I was heartbroken to learn that Jay Emmett died on Monday night. In that instant, the whole world got a lot less funny and we lost a great and loyal and loving friend. In days past, he would laugh when I'd discuss an event a few years out. "I'll be having a dirt nap by then," he'd say. We'd roar, but not anymore. A light has gone out in our lives forever.
Jay led a full, action-packed life for 86 years, laughed as much as anyone I've ever met, and never missed a party worth attending. Usually, we face the passing of a man like Jay with appreciation and resignation. "He had a full life," are the words that usually capture the death of a man at his age.
But when I heard the news about Jay, I just cried.
I'm not sure why. Jay's death wasn't a shock -- he was ill and struggling. He'd lost his beloved son Paul and his wife Martha just a few months before. In some ways, Paul's death in particular had robbed Jay of the fuel of his life -- the love he had for Paul was boundless, affectionate, proud, happy. All of us who knew Jay noticed that his voice was weaker, that he was struggling to connect. The Jay who always carried us was now needing us. His exuberance was muffled. I shouldn't have been surprised that his heart would give out. He was heartbroken. He was slipping.
But instead of feeling resigned to his passing, I felt robbed of a source of affirmation and happiness I can never describe. And I'm not alone. Many of us who counted Jay as the best friend we'll ever have spoke in the hours after the news, and we all cried. I haven't cried with that many grown men and women in my whole life! While I'm sure he was laughing hysterically watching us, I think we were all in the same condition -- wondering whether we would ever again have as much fun as we'd had with Jay. We cried because he gave us the priceless gift of feeling happy. We were all a mess, because we were afraid that we would never have that kind of fun again.

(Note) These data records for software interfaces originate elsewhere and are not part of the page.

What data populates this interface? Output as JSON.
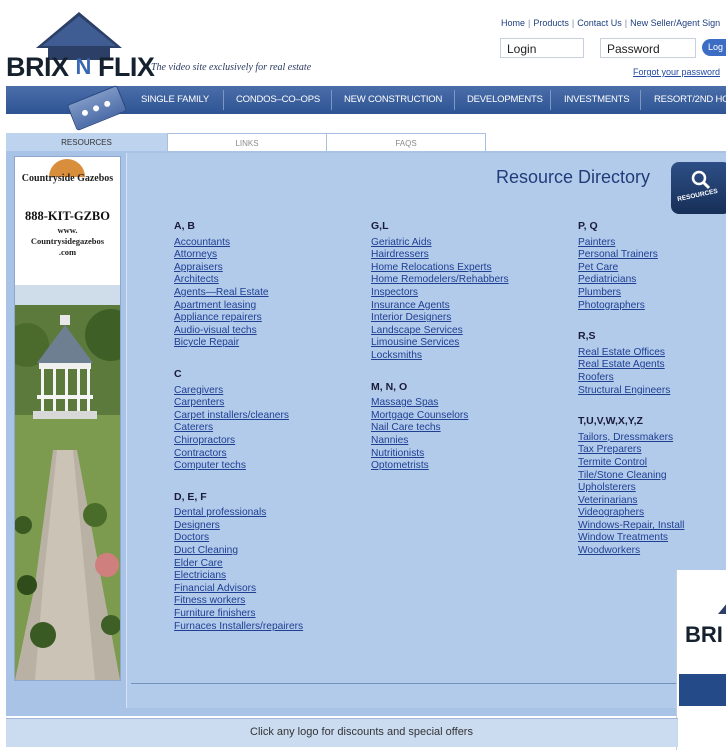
{
  "brand": {
    "name_part1": "BRIX",
    "name_part2": "N",
    "name_part3": "FLIX",
    "tagline": "The video site exclusively for real estate"
  },
  "top_links": [
    "Home",
    "Products",
    "Contact Us",
    "New Seller/Agent Sign"
  ],
  "login": {
    "login_placeholder": "Login",
    "password_placeholder": "Password",
    "button_label": "Log",
    "forgot_label": "Forgot your password"
  },
  "nav": [
    "SINGLE FAMILY",
    "CONDOS–CO–OPS",
    "NEW CONSTRUCTION",
    "DEVELOPMENTS",
    "INVESTMENTS",
    "RESORT/2ND HO"
  ],
  "tabs": [
    "RESOURCES",
    "LINKS",
    "FAQS"
  ],
  "ad": {
    "title": "Countryside Gazebos",
    "phone": "888-KIT-GZBO",
    "url_line1": "www.",
    "url_line2": "Countrysidegazebos",
    "url_line3": ".com"
  },
  "directory": {
    "title": "Resource Directory",
    "badge": "RESOURCES",
    "columns": [
      [
        {
          "heading": "A, B",
          "items": [
            "Accountants",
            "Attorneys",
            "Appraisers",
            "Architects",
            "Agents—Real Estate",
            "Apartment leasing",
            "Appliance repairers",
            "Audio-visual techs",
            "Bicycle Repair"
          ]
        },
        {
          "heading": "C",
          "items": [
            "Caregivers",
            "Carpenters",
            "Carpet installers/cleaners",
            "Caterers",
            "Chiropractors",
            "Contractors",
            "Computer techs"
          ]
        },
        {
          "heading": "D, E, F",
          "items": [
            "Dental professionals",
            "Designers",
            "Doctors",
            "Duct Cleaning",
            "Elder Care",
            "Electricians",
            "Financial Advisors",
            "Fitness workers",
            "Furniture finishers",
            "Furnaces Installers/repairers"
          ]
        }
      ],
      [
        {
          "heading": "G,L",
          "items": [
            "Geriatric Aids",
            "Hairdressers",
            "Home Relocations Experts",
            "Home Remodelers/Rehabbers",
            "Inspectors",
            "Insurance Agents",
            "Interior Designers",
            "Landscape Services",
            "Limousine Services",
            "Locksmiths"
          ]
        },
        {
          "heading": "M, N, O",
          "items": [
            "Massage Spas",
            "Mortgage Counselors",
            "Nail Care techs",
            "Nannies",
            "Nutritionists",
            "Optometrists"
          ]
        }
      ],
      [
        {
          "heading": "P, Q",
          "items": [
            "Painters",
            "Personal Trainers",
            "Pet Care",
            "Pediatricians",
            "Plumbers",
            "Photographers"
          ]
        },
        {
          "heading": "R,S",
          "items": [
            "Real Estate Offices",
            "Real Estate Agents",
            "Roofers",
            "Structural Engineers"
          ]
        },
        {
          "heading": "T,U,V,W,X,Y,Z",
          "items": [
            "Tailors, Dressmakers",
            "Tax Preparers",
            "Termite Control",
            "Tile/Stone Cleaning",
            "Upholsterers",
            "Veterinarians",
            "Videographers",
            "Windows-Repair, Install",
            "Window Treatments",
            "Woodworkers"
          ]
        }
      ]
    ]
  },
  "footer": {
    "text": "Click any logo for discounts and special offers"
  },
  "corner_card": {
    "word": "BRI"
  },
  "colors": {
    "nav": "#3a5f9f",
    "panel": "#b3cbea",
    "link": "#1f3f93",
    "title": "#203d7a"
  }
}
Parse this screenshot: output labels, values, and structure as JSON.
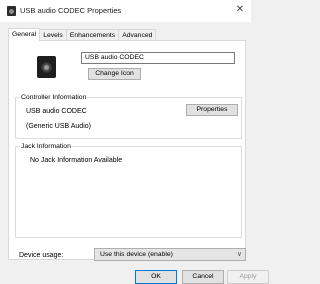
{
  "window": {
    "title": "USB audio CODEC Properties",
    "close_glyph": "✕"
  },
  "tabs": [
    {
      "label": "General",
      "active": true
    },
    {
      "label": "Levels",
      "active": false
    },
    {
      "label": "Enhancements",
      "active": false
    },
    {
      "label": "Advanced",
      "active": false
    }
  ],
  "general": {
    "device_name": "USB audio CODEC",
    "change_icon_label": "Change Icon",
    "controller_group_label": "Controller Information",
    "controller_name": "USB audio CODEC",
    "controller_sub": "(Generic USB Audio)",
    "properties_label": "Properties",
    "jack_group_label": "Jack Information",
    "jack_text": "No Jack Information Available",
    "device_usage_label": "Device usage:",
    "device_usage_value": "Use this device (enable)",
    "device_usage_chevron": "∨"
  },
  "footer": {
    "ok_label": "OK",
    "cancel_label": "Cancel",
    "apply_label": "Apply"
  }
}
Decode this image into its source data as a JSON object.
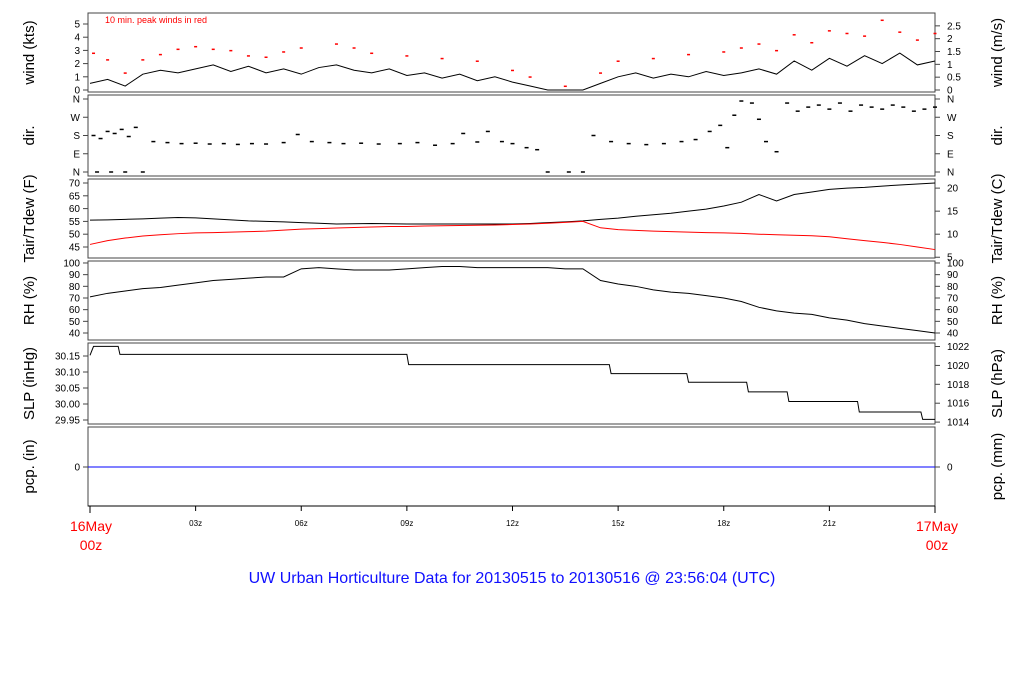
{
  "chart_data": {
    "type": "line",
    "title": "UW Urban Horticulture Data for 20130515  to  20130516 @ 23:56:04  (UTC)",
    "x_ticks": [
      {
        "h": 3,
        "label": "03z"
      },
      {
        "h": 6,
        "label": "06z"
      },
      {
        "h": 9,
        "label": "09z"
      },
      {
        "h": 12,
        "label": "12z"
      },
      {
        "h": 15,
        "label": "15z"
      },
      {
        "h": 18,
        "label": "18z"
      },
      {
        "h": 21,
        "label": "21z"
      }
    ],
    "x_start": {
      "line1": "16May",
      "line2": "00z"
    },
    "x_end": {
      "line1": "17May",
      "line2": "00z"
    },
    "xlim_hours": [
      0,
      24
    ],
    "colors": {
      "main": "#000000",
      "peak": "#ff0000",
      "dew": "#ff0000",
      "pcp": "#0000ff",
      "title": "#1010ff",
      "date": "#ff0000"
    },
    "panels": {
      "wind": {
        "ylabel_left": "wind (kts)",
        "ylabel_right": "wind (m/s)",
        "note": "10 min. peak winds in red",
        "ylim": [
          0,
          5.5
        ],
        "left_ticks": [
          "0",
          "1",
          "2",
          "3",
          "4",
          "5"
        ],
        "right_ticks": [
          "0",
          "0.5",
          "1",
          "1.5",
          "2",
          "2.5"
        ],
        "step_hours": 0.5,
        "speed_kts": [
          0.5,
          0.8,
          0.3,
          1.2,
          1.5,
          1.3,
          1.6,
          1.9,
          1.4,
          1.8,
          1.3,
          1.6,
          1.2,
          1.7,
          1.9,
          1.5,
          1.3,
          1.6,
          1.1,
          1.3,
          0.9,
          1.2,
          0.7,
          1.0,
          0.6,
          0.3,
          0,
          0,
          0,
          0.5,
          1.0,
          1.3,
          0.9,
          1.2,
          1.0,
          1.4,
          1.1,
          1.3,
          1.6,
          1.2,
          2.2,
          1.5,
          2.4,
          1.8,
          2.6,
          2.0,
          2.8,
          1.9,
          2.2
        ],
        "peaks_kts": [
          [
            0.1,
            2.8
          ],
          [
            0.5,
            2.3
          ],
          [
            1,
            1.3
          ],
          [
            1.5,
            2.3
          ],
          [
            2,
            2.7
          ],
          [
            2.5,
            3.1
          ],
          [
            3,
            3.3
          ],
          [
            3.5,
            3.1
          ],
          [
            4,
            3.0
          ],
          [
            4.5,
            2.6
          ],
          [
            5,
            2.5
          ],
          [
            5.5,
            2.9
          ],
          [
            6,
            3.2
          ],
          [
            7,
            3.5
          ],
          [
            7.5,
            3.2
          ],
          [
            8,
            2.8
          ],
          [
            9,
            2.6
          ],
          [
            10,
            2.4
          ],
          [
            11,
            2.2
          ],
          [
            12,
            1.5
          ],
          [
            12.5,
            1.0
          ],
          [
            13.5,
            0.3
          ],
          [
            14.5,
            1.3
          ],
          [
            15,
            2.2
          ],
          [
            16,
            2.4
          ],
          [
            17,
            2.7
          ],
          [
            18,
            2.9
          ],
          [
            18.5,
            3.2
          ],
          [
            19,
            3.5
          ],
          [
            19.5,
            3.0
          ],
          [
            20,
            4.2
          ],
          [
            20.5,
            3.6
          ],
          [
            21,
            4.5
          ],
          [
            21.5,
            4.3
          ],
          [
            22,
            4.1
          ],
          [
            22.5,
            5.3
          ],
          [
            23,
            4.4
          ],
          [
            23.5,
            3.8
          ],
          [
            24,
            4.3
          ]
        ]
      },
      "dir": {
        "ylabel_left": "dir.",
        "ylabel_right": "dir.",
        "ylim": [
          0,
          360
        ],
        "ticks": [
          "N",
          "E",
          "S",
          "W",
          "N"
        ],
        "points_deg": [
          [
            0.1,
            180
          ],
          [
            0.3,
            165
          ],
          [
            0.5,
            200
          ],
          [
            0.7,
            190
          ],
          [
            0.9,
            210
          ],
          [
            1.1,
            175
          ],
          [
            1.3,
            220
          ],
          [
            0.2,
            0
          ],
          [
            0.6,
            0
          ],
          [
            1.0,
            0
          ],
          [
            1.5,
            0
          ],
          [
            1.8,
            150
          ],
          [
            2.2,
            145
          ],
          [
            2.6,
            140
          ],
          [
            3,
            142
          ],
          [
            3.4,
            138
          ],
          [
            3.8,
            140
          ],
          [
            4.2,
            136
          ],
          [
            4.6,
            140
          ],
          [
            5,
            138
          ],
          [
            5.5,
            145
          ],
          [
            5.9,
            185
          ],
          [
            6.3,
            150
          ],
          [
            6.8,
            145
          ],
          [
            7.2,
            140
          ],
          [
            7.7,
            142
          ],
          [
            8.2,
            138
          ],
          [
            8.8,
            140
          ],
          [
            9.3,
            145
          ],
          [
            9.8,
            132
          ],
          [
            10.3,
            140
          ],
          [
            10.6,
            190
          ],
          [
            11,
            148
          ],
          [
            11.3,
            200
          ],
          [
            11.7,
            150
          ],
          [
            12,
            140
          ],
          [
            12.4,
            120
          ],
          [
            12.7,
            110
          ],
          [
            13,
            0
          ],
          [
            13.6,
            0
          ],
          [
            14,
            0
          ],
          [
            14.3,
            180
          ],
          [
            14.8,
            150
          ],
          [
            15.3,
            140
          ],
          [
            15.8,
            135
          ],
          [
            16.3,
            140
          ],
          [
            16.8,
            150
          ],
          [
            17.2,
            160
          ],
          [
            17.6,
            200
          ],
          [
            17.9,
            230
          ],
          [
            18.1,
            120
          ],
          [
            18.3,
            280
          ],
          [
            18.5,
            350
          ],
          [
            18.8,
            340
          ],
          [
            19.0,
            260
          ],
          [
            19.2,
            150
          ],
          [
            19.5,
            100
          ],
          [
            19.8,
            340
          ],
          [
            20.1,
            300
          ],
          [
            20.4,
            320
          ],
          [
            20.7,
            330
          ],
          [
            21,
            310
          ],
          [
            21.3,
            340
          ],
          [
            21.6,
            300
          ],
          [
            21.9,
            330
          ],
          [
            22.2,
            320
          ],
          [
            22.5,
            310
          ],
          [
            22.8,
            330
          ],
          [
            23.1,
            320
          ],
          [
            23.4,
            300
          ],
          [
            23.7,
            310
          ],
          [
            24,
            320
          ]
        ]
      },
      "temp": {
        "ylabel_left": "Tair/Tdew (F)",
        "ylabel_right": "Tair/Tdew (C)",
        "ylim": [
          40,
          71.5
        ],
        "left_ticks": [
          "45",
          "50",
          "55",
          "60",
          "65",
          "70"
        ],
        "right_ticks": [
          "5",
          "10",
          "15",
          "20"
        ],
        "step_hours": 0.5,
        "tair_f": [
          55.5,
          55.6,
          55.8,
          56.0,
          56.3,
          56.5,
          56.4,
          56.0,
          55.6,
          55.2,
          55.0,
          54.8,
          54.5,
          54.3,
          54.0,
          54.1,
          54.2,
          54.1,
          54.0,
          54.0,
          54.0,
          54.0,
          54.0,
          54.0,
          54.0,
          54.2,
          54.5,
          54.8,
          55.2,
          55.8,
          56.3,
          57.0,
          57.6,
          58.2,
          59.0,
          59.8,
          61.0,
          62.5,
          65.5,
          63.0,
          65.5,
          66.5,
          67.5,
          68.0,
          68.3,
          68.8,
          69.2,
          69.6,
          70.0
        ],
        "tdew_f": [
          46.0,
          47.5,
          48.5,
          49.3,
          49.8,
          50.2,
          50.5,
          50.6,
          50.8,
          51.0,
          51.2,
          51.6,
          52.0,
          52.2,
          52.4,
          52.6,
          52.8,
          53.0,
          53.0,
          53.2,
          53.3,
          53.4,
          53.5,
          53.6,
          53.8,
          54.0,
          54.3,
          54.6,
          55.0,
          52.5,
          51.8,
          51.5,
          51.2,
          51.0,
          50.8,
          50.6,
          50.5,
          50.3,
          50.0,
          49.8,
          49.6,
          49.4,
          49.0,
          48.2,
          47.5,
          46.8,
          46.0,
          45.0,
          44.0
        ]
      },
      "rh": {
        "ylabel_left": "RH (%)",
        "ylabel_right": "RH (%)",
        "ylim": [
          38,
          100
        ],
        "ticks": [
          "40",
          "50",
          "60",
          "70",
          "80",
          "90",
          "100"
        ],
        "step_hours": 0.5,
        "rh_pct": [
          71,
          74,
          76,
          78,
          79,
          81,
          83,
          85,
          86,
          87,
          88,
          88,
          95,
          96,
          95,
          94,
          94,
          94,
          95,
          96,
          97,
          97,
          96,
          96,
          96,
          96,
          96,
          95,
          95,
          85,
          82,
          80,
          77,
          75,
          74,
          72,
          70,
          67,
          62,
          59,
          57,
          56,
          53,
          51,
          48,
          46,
          44,
          42,
          40
        ]
      },
      "slp": {
        "ylabel_left": "SLP (inHg)",
        "ylabel_right": "SLP (hPa)",
        "ylim": [
          29.94,
          30.19
        ],
        "left_ticks": [
          "29.95",
          "30.00",
          "30.05",
          "30.10",
          "30.15"
        ],
        "right_ticks": [
          "1014",
          "1016",
          "1018",
          "1020",
          "1022"
        ],
        "steps_inhg": [
          [
            0,
            30.152
          ],
          [
            0.1,
            30.18
          ],
          [
            0.8,
            30.18
          ],
          [
            0.85,
            30.155
          ],
          [
            9,
            30.155
          ],
          [
            9.05,
            30.123
          ],
          [
            14.75,
            30.123
          ],
          [
            14.8,
            30.095
          ],
          [
            16.95,
            30.095
          ],
          [
            17,
            30.068
          ],
          [
            18.65,
            30.068
          ],
          [
            18.7,
            30.038
          ],
          [
            19.8,
            30.038
          ],
          [
            19.85,
            30.008
          ],
          [
            21.8,
            30.008
          ],
          [
            21.85,
            29.975
          ],
          [
            23.6,
            29.975
          ],
          [
            23.65,
            29.952
          ],
          [
            24,
            29.952
          ]
        ]
      },
      "pcp": {
        "ylabel_left": "pcp. (in)",
        "ylabel_right": "pcp. (mm)",
        "left_ticks": [
          "0"
        ],
        "right_ticks": [
          "0"
        ],
        "value": 0
      }
    }
  }
}
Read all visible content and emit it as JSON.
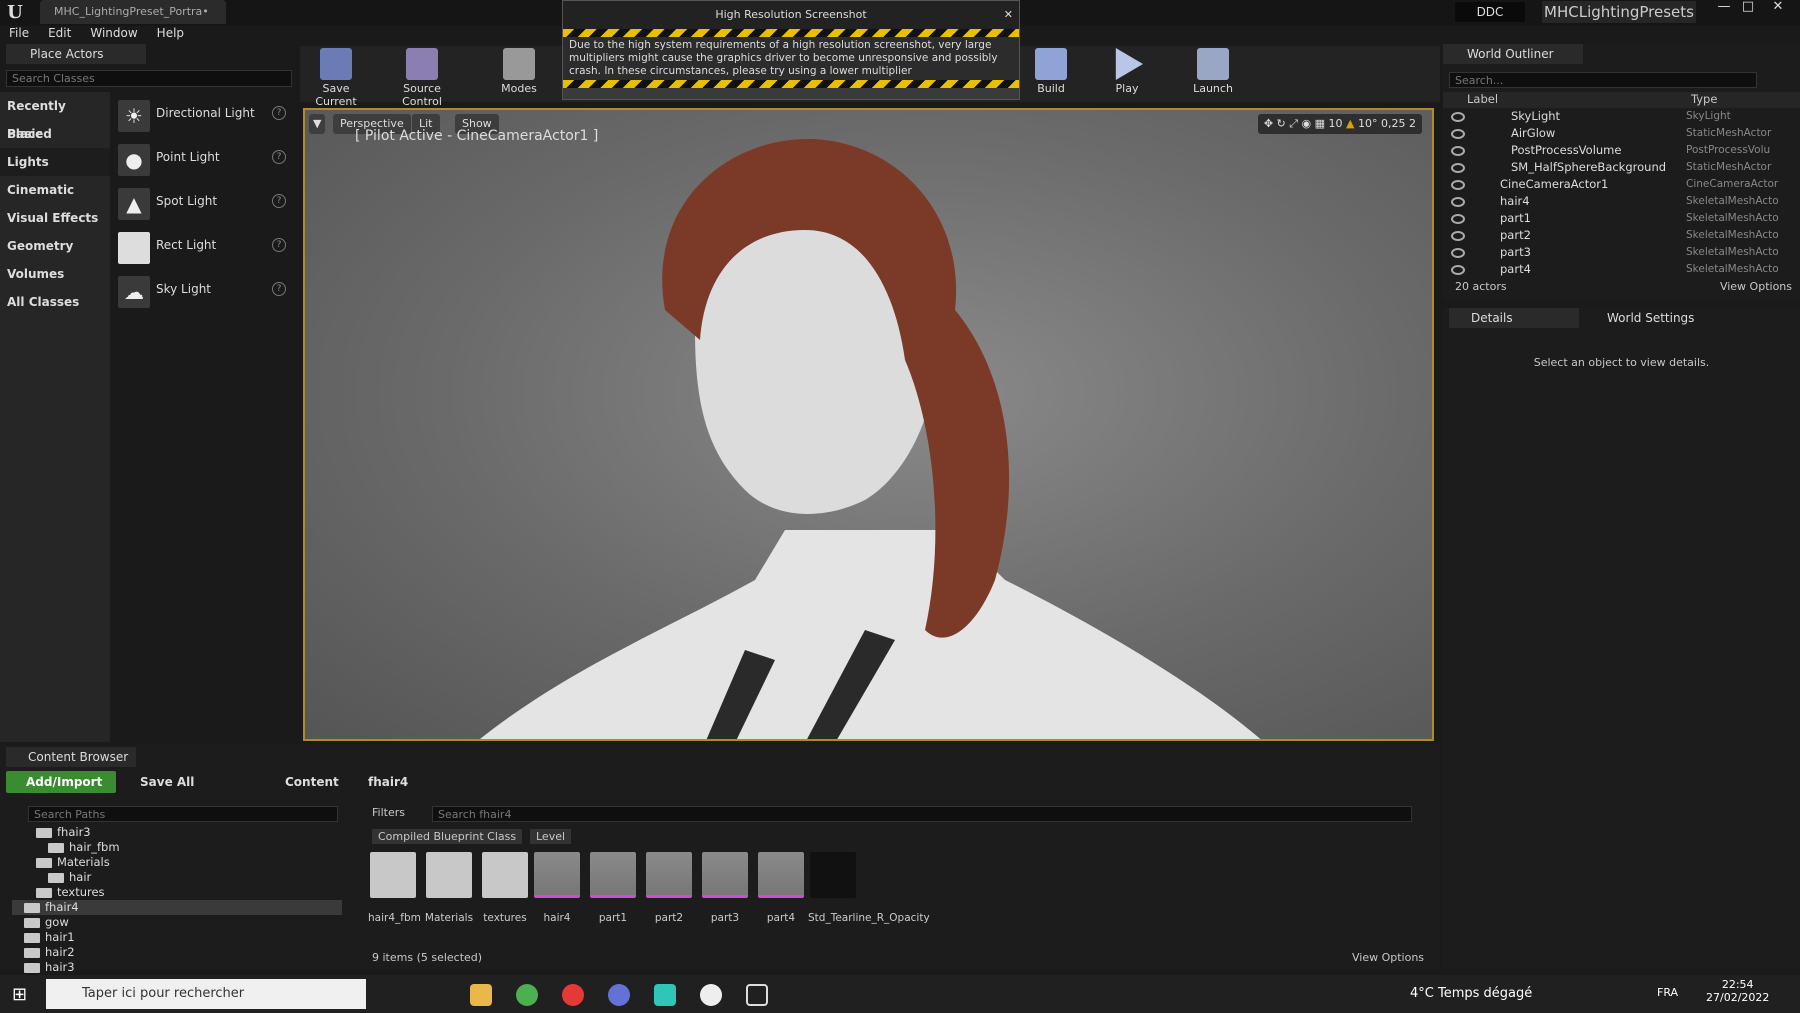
{
  "window": {
    "doc_tab": "MHC_LightingPreset_Portra•",
    "ddc": "DDC",
    "project": "MHCLightingPresets"
  },
  "menu": [
    "File",
    "Edit",
    "Window",
    "Help"
  ],
  "place_actors": {
    "tab": "Place Actors",
    "search_placeholder": "Search Classes",
    "categories": [
      "Recently Placed",
      "Basic",
      "Lights",
      "Cinematic",
      "Visual Effects",
      "Geometry",
      "Volumes",
      "All Classes"
    ],
    "selected_category": "Lights",
    "items": [
      "Directional Light",
      "Point Light",
      "Spot Light",
      "Rect Light",
      "Sky Light"
    ]
  },
  "toolbar": {
    "save_current": "Save Current",
    "source_control": "Source Control",
    "modes": "Modes",
    "build": "Build",
    "play": "Play",
    "launch": "Launch"
  },
  "viewport": {
    "perspective": "Perspective",
    "lit": "Lit",
    "show": "Show",
    "pilot": "[ Pilot Active - CineCameraActor1 ]",
    "grid": "10",
    "angle": "10°",
    "scale": "0,25",
    "cam_speed": "2"
  },
  "dialog": {
    "title": "High Resolution Screenshot",
    "text": "Due to the high system requirements of a high resolution screenshot, very large multipliers might cause the graphics driver to become unresponsive and possibly crash. In these circumstances, please try using a lower multiplier"
  },
  "outliner": {
    "tab": "World Outliner",
    "search_placeholder": "Search...",
    "col_label": "Label",
    "col_type": "Type",
    "rows": [
      {
        "label": "SkyLight",
        "type": "SkyLight"
      },
      {
        "label": "AirGlow",
        "type": "StaticMeshActor"
      },
      {
        "label": "PostProcessVolume",
        "type": "PostProcessVolu"
      },
      {
        "label": "SM_HalfSphereBackground",
        "type": "StaticMeshActor"
      },
      {
        "label": "CineCameraActor1",
        "type": "CineCameraActor"
      },
      {
        "label": "hair4",
        "type": "SkeletalMeshActo"
      },
      {
        "label": "part1",
        "type": "SkeletalMeshActo"
      },
      {
        "label": "part2",
        "type": "SkeletalMeshActo"
      },
      {
        "label": "part3",
        "type": "SkeletalMeshActo"
      },
      {
        "label": "part4",
        "type": "SkeletalMeshActo"
      }
    ],
    "count": "20 actors",
    "view_options": "View Options"
  },
  "details": {
    "tab1": "Details",
    "tab2": "World Settings",
    "empty": "Select an object to view details."
  },
  "content_browser": {
    "tab": "Content Browser",
    "add_import": "Add/Import",
    "save_all": "Save All",
    "crumb1": "Content",
    "crumb2": "fhair4",
    "search_paths": "Search Paths",
    "filters": "Filters",
    "search_assets": "Search fhair4",
    "filter_chips": [
      "Compiled Blueprint Class",
      "Level"
    ],
    "tree": [
      "fhair3",
      "hair_fbm",
      "Materials",
      "hair",
      "textures",
      "fhair4",
      "gow",
      "hair1",
      "hair2",
      "hair3"
    ],
    "assets": [
      "hair4_fbm",
      "Materials",
      "textures",
      "hair4",
      "part1",
      "part2",
      "part3",
      "part4",
      "Std_Tearline_R_Opacity"
    ],
    "status": "9 items (5 selected)",
    "view_options": "View Options"
  },
  "taskbar": {
    "search": "Taper ici pour rechercher",
    "weather": "4°C  Temps dégagé",
    "lang": "FRA",
    "time": "22:54",
    "date": "27/02/2022"
  }
}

Of course, Jay Emmett was more than his own self-description: "I am the funniest man alive!" He was a hardscrabble, bootstraps kid who made it in the toughest business in the world. He was handsome, smart, mischievous, and proud. He was an innovative pioneer in the worlds of entertainment, licensing, promotion, and media. He made T-shirts and movies, sports franchises and movie stars, klieg-light parties and jet-set events. He dominated Mickey Mantle's in New York, The Palm in Washington, and helicopter-landing pads in Beverly Hills and Hyannis Port. He laughed at everything and everyone -- many times well past the point of decency and respectability. He was irreverent in a sensitive time; brash in a time of circumspection. He often crossed the line because he didn't even know there was a line to cross. Some were shocked by him; others recoiled. But everyone laughed and laughed and laughed.
We can never replace Jay Emmett. His devotion to the Special Olympics movement was as big as anyone's in our history: he gave to Special Olympics when he was in business, he led our communications team during a period of enormous growth in our brand and public awareness, he welcomed board members, staff members, athletes and friends to every event with his irreplaceable confidence and joy and affirmation. He labored over our budget as a member of the Audit and Finance Committee but he labored just as much over the needs of the members of the staff. He travelled on behalf of our movement to Ireland and Belgium, Mexico and Greece, China and Japan. More than anyone, he used his marketing genius to elevate the Special Olympics message using sports and entertainment celebrities everywhere. He brought stars like Pele (pictured above) and Christopher Reeve to the Special Olympics and attracted millions of followers to our cause around the world. He was irresistible.
And he was always funny. He worked his way through crowds by talking into his cufflinks pretending to be a member of the United States Secret Service, and everyone believed him. He braved stress by inviting everyone to dinner. He inspired the mighty with his business card sporting his phone number alongside the Queen of England's and the Pope's. He flirted with everyone and aspired to end his life as the victim of a raging jealous man. He rarely missed the chance to tell each of us that we were "terrific."
He never forgot our roots or his great loyalty to my parents, from whom he received the trust to support the athletes of Special Olympics all over the world. And he laughed over and over again.
In the end, I cried when Jay Emmett died because he made me and countless others happy in pursuit of our dreams. What could possibly matter more?
God only knows where the angels are carrying him, but I'm sure they're laughing throughout the ride.
Jay Emmett, have a great nap. But don't rest for long: there are countless happy souls in heaven waiting for you so that the party can begin.